Hopefully it's clear :)

px = 0 (mod w), then p = w/gcd(w,x), not p = w/gcd(w,p). Anyway, thank for your clear explanation!

That's right, sorry for the typo :)

may someone explain solution for D?, thx

The problem can be formulated in terms of directed graphs: each cell is a vertex, it has outdegree 0 if it's '#' (let's call those vertices endpoints) and outdegree 1 otherwise, with the only outgoing edge pointing to the cell that a pawn moves to from it.

If there's a cycle in this graph, the answer is -1.

Otherwise, the path from every cell must end in an endpoint; notice that the graph is, in fact, a forest of trees rooted at endpoints. For every such tree, you can count (BFS, DFS, whatever you wish) its depth in its tree, which is equal to the number of moves, and the last vertex on the path from it before the root.

Now, you can only put pawns in vertices which either have different depths or "last" vertices, or they'd meet on a non-end vertex; think why it works. For different depths, it's simple: just find the largest (

a) and second largest (b) depth overall. If you want to choose 2 vertices with the same depths, both must be equal toaor it won't be better thana+b; that means you can choose a vertexvwith deptha, iterate over all vertices with depthaand iff you find one with "last" different from last(v), then there's a better solution 2a. Just check all those possibilities.The time for this is

O(NM).thanks :D

Thanks for fast editorial.. But what about 382D and 382E?

Although I pass the problem b,I can't understand your explaination. I use the pigeonhole principle and have a way to solve it in o(2*x). Could you explain that how to get these formulas in details? Thank you very much.

Could you please explain how have you used pigeonhole principle in problem B?? Thank you

First,you should find the if the datas is enough big,the value of b will repeat.So it's easy to see that the value of b will repeat at most of x times. For example,if you use a array[x] to record the value of b when it appear,it must have one of the array[x] to equal 2 and that means b repeats. So we just need to use the value to devide the remain of a,and then caculate at most x times to get the answer.

Can someone please help me understand why this submission of mine for problem A gives WA at test 5.

Problem D i Got MLE in test 35

please help,though my array is arr[2000][2000] it shows MLE solution
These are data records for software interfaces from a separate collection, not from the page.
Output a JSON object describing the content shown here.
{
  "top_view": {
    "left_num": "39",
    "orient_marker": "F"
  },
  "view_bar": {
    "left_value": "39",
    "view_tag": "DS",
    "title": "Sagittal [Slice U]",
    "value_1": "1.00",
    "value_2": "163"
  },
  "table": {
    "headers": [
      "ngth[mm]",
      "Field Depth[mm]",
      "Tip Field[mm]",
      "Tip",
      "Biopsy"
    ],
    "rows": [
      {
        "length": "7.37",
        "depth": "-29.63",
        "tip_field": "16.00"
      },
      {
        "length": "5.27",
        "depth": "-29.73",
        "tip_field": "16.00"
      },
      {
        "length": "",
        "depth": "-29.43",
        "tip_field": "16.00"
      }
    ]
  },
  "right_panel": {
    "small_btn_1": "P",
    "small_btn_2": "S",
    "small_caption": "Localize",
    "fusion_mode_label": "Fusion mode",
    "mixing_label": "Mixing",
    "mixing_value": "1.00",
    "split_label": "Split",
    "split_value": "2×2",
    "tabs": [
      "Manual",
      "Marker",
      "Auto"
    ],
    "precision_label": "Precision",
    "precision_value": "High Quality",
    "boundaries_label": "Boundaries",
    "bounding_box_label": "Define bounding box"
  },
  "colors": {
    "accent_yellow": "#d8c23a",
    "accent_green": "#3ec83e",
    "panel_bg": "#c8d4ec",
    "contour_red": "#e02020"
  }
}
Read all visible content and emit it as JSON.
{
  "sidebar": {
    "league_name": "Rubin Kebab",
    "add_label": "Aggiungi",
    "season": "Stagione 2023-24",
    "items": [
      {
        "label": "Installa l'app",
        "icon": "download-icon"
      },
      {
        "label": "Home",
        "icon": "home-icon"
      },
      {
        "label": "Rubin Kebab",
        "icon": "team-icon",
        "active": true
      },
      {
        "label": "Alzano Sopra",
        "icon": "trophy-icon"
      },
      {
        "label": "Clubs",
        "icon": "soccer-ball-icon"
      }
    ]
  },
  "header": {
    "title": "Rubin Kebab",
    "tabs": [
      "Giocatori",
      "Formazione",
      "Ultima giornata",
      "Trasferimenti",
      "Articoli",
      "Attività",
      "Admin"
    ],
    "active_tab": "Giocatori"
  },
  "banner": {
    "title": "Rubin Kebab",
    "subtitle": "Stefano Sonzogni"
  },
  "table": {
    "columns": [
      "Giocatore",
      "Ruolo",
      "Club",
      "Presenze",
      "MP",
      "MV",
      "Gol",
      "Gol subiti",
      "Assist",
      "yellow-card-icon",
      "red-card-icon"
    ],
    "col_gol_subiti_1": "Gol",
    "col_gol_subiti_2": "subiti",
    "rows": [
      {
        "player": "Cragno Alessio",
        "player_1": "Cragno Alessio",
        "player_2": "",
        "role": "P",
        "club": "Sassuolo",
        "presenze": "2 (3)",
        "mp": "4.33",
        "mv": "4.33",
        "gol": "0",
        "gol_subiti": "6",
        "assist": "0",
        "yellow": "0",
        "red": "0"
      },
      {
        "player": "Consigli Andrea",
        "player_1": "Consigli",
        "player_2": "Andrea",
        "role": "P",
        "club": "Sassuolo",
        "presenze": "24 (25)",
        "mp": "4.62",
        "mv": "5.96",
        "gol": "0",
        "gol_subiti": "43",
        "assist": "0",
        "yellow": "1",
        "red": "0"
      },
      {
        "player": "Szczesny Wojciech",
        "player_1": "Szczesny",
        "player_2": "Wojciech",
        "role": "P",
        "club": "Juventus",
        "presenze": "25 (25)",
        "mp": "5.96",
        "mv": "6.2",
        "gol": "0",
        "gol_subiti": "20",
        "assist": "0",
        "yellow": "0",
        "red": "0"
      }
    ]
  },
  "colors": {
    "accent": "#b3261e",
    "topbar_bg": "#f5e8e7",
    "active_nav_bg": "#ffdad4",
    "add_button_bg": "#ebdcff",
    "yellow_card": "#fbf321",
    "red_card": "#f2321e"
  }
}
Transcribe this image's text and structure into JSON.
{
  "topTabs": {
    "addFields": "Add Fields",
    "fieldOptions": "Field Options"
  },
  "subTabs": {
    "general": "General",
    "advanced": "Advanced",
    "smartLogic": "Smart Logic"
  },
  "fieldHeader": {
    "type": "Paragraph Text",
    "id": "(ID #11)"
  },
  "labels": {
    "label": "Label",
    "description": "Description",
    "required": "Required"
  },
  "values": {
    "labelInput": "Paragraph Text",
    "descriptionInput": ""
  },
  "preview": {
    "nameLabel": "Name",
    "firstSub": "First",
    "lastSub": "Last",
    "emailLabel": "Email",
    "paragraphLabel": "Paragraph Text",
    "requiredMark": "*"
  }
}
For problem C: I have a test case for which my solution which got accepted will fail and I have no idea how many other solutions will fail

test casemy code : 88891597

expected 0 , output 1 => 5

HolkinPV I think this test case should be added. maybe only my solution fails.

Alternative approach for Problem C: Let, l=last term of A.P a= First term of A.P d=Common difference Then,

`n( Required number of terms) = (l-a)/d+1`

`and Sum of all terms = [n*(l+a)]/2`

Using difference of sum of actual array and desired sum(computed using parameters l,a and d) gives us the left element(which must be included to make all elements of array follow the Arithmetic Sequence for given a,l and d. Ambiguous cases need not be worried out, all such cases can be judged as they don't follow the mathematical equations mentioned. https://codeforces.com/contest/382/submission/104538828